  • In a situation such as my unexpected death or prolonged illness, you may be contacted by a representative who is acting on my behalf. This representative will be obliged to ensure confidentiality as I do, and will provide you with an appropriate referral.

With children and youth, there may be times when it would be helpful for the parents/legal guardian to be informed of particular issues. I would then work with the child/youth to see how this would best be addressed. As much as possible, themes would be discussed, rather than specifics.

What are the differences between mental health services?

Although psychotherapy, psychology, psychiatry and spiritual care may overlap in some areas, there are some important distinctions among each profession and what they can offer.

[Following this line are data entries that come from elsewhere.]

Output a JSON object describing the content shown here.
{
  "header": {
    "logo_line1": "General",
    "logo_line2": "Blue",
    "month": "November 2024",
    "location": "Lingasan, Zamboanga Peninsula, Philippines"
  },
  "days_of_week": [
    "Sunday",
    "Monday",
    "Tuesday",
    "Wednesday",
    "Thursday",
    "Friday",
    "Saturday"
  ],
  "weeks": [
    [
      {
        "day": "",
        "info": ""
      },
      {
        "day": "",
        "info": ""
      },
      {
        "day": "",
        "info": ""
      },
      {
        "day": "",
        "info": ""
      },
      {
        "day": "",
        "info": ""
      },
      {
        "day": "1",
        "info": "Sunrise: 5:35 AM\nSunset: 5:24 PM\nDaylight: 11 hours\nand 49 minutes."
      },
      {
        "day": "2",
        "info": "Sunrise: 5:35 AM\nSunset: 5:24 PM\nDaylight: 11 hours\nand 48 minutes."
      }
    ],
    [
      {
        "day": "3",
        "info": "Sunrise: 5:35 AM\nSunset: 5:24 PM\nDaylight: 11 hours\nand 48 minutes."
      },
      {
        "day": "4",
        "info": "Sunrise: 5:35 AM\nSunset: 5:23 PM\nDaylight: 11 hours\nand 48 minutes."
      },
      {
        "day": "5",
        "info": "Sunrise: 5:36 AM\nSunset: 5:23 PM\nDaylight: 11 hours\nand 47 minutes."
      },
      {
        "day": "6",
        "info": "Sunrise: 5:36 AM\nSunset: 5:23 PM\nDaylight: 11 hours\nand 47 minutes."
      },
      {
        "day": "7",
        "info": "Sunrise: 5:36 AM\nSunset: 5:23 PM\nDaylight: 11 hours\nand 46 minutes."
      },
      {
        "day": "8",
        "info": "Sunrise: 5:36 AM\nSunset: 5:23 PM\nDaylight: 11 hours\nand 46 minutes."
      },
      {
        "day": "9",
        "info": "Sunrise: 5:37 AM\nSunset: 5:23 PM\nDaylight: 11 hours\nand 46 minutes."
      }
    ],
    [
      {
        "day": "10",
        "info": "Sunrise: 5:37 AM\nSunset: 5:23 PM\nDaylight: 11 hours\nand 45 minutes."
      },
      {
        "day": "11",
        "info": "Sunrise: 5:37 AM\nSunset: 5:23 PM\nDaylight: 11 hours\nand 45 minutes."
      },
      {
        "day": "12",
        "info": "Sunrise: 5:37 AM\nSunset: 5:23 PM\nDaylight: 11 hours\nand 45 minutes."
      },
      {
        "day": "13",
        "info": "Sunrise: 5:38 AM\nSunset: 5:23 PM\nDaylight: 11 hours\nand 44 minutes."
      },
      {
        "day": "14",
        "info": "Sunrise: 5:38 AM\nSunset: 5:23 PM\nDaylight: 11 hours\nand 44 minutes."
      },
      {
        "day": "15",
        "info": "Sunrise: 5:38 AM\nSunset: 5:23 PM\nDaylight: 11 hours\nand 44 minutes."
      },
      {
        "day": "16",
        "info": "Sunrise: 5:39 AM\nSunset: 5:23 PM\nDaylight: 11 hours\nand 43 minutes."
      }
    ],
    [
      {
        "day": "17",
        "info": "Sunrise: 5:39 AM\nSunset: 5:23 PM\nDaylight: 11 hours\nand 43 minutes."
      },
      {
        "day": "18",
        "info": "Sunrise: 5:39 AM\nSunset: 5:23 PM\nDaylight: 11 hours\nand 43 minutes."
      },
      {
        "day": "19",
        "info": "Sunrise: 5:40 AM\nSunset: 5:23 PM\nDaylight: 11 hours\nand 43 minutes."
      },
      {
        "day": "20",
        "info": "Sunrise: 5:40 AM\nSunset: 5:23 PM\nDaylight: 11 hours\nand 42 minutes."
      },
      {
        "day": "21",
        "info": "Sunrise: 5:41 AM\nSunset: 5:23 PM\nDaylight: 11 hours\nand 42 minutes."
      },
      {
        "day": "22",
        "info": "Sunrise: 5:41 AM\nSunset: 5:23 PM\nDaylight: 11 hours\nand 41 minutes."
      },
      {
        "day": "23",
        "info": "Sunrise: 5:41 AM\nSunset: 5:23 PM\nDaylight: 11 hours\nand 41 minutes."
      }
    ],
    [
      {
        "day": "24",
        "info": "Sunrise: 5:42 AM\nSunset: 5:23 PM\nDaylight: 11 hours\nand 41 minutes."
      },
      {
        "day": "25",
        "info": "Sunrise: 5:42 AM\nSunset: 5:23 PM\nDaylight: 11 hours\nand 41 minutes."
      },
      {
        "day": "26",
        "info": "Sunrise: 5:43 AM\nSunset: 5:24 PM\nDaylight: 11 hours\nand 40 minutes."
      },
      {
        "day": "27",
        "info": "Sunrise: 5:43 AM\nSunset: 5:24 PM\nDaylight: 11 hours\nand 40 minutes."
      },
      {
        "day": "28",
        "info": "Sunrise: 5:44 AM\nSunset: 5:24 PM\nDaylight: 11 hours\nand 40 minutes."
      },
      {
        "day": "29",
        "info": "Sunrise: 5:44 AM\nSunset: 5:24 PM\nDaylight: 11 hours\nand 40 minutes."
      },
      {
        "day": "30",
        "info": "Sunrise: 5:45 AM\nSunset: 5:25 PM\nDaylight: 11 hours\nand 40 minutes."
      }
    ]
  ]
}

“The practice of psychotherapy is the assessment and treatment of cognitive, emotional or behavioural disturbances by psychotherapeutic means, delivered through a therapeutic relationship based primarily on verbal or non-verbal communication.” See Psychotherapy Act, 2007, Section 3.

Psychotherapists tend to offer the most diverse range of therapies. They may also offer individual, family, or group sessions. In Ontario, psychotherapists must be registered with the College of Registered Psychotherapists of Ontario.

A licensed psychologist has a master’s or doctorate degree in psychology and studies how people think, feel and behave from a scientific viewpoint. They tend to focus more on testing, assessments, and research. For example, if you have a developmental disorder, learning problem, or brain injury, they can provide coping strategies. A psychologist often works with a psychiatrist. They may or may not counsel clients.

A psychiatrist is a medical doctor with special training in the diagnosis and treatment of mental and emotional illnesses. A psychiatrist can prescribe medication and may or may not counsel clients. They work with people on both a biological and psychological level.

Counselling focuses on giving advice, encouragement and instruction; and providing information that may or may not include psychotherapeutic interventions.

Spiritual counselling integrates religion or faith-based beliefs with psycho-social care and guidance. Spiritual direction occurs between two people, with the director facilitating the examination of the directee’s relationship with God in daily life. The goal is to help another draw closer to God, rather than resolve specific problems. Content is determined by what the directee brings to the session. Accompaniment on the spiritual journey may include: supportive listening, encouragement, suggestions, ideas, readings, and prayers.

Why shouldn't I just take medication?

Medication can be effective and is sometimes needed in conjunction with therapy. Medication treats symptoms, but can’t solve all issues on its own. Our work together is designed to explore the root of the issue and teach strategies that can help you accomplish your personal and/or relational goals.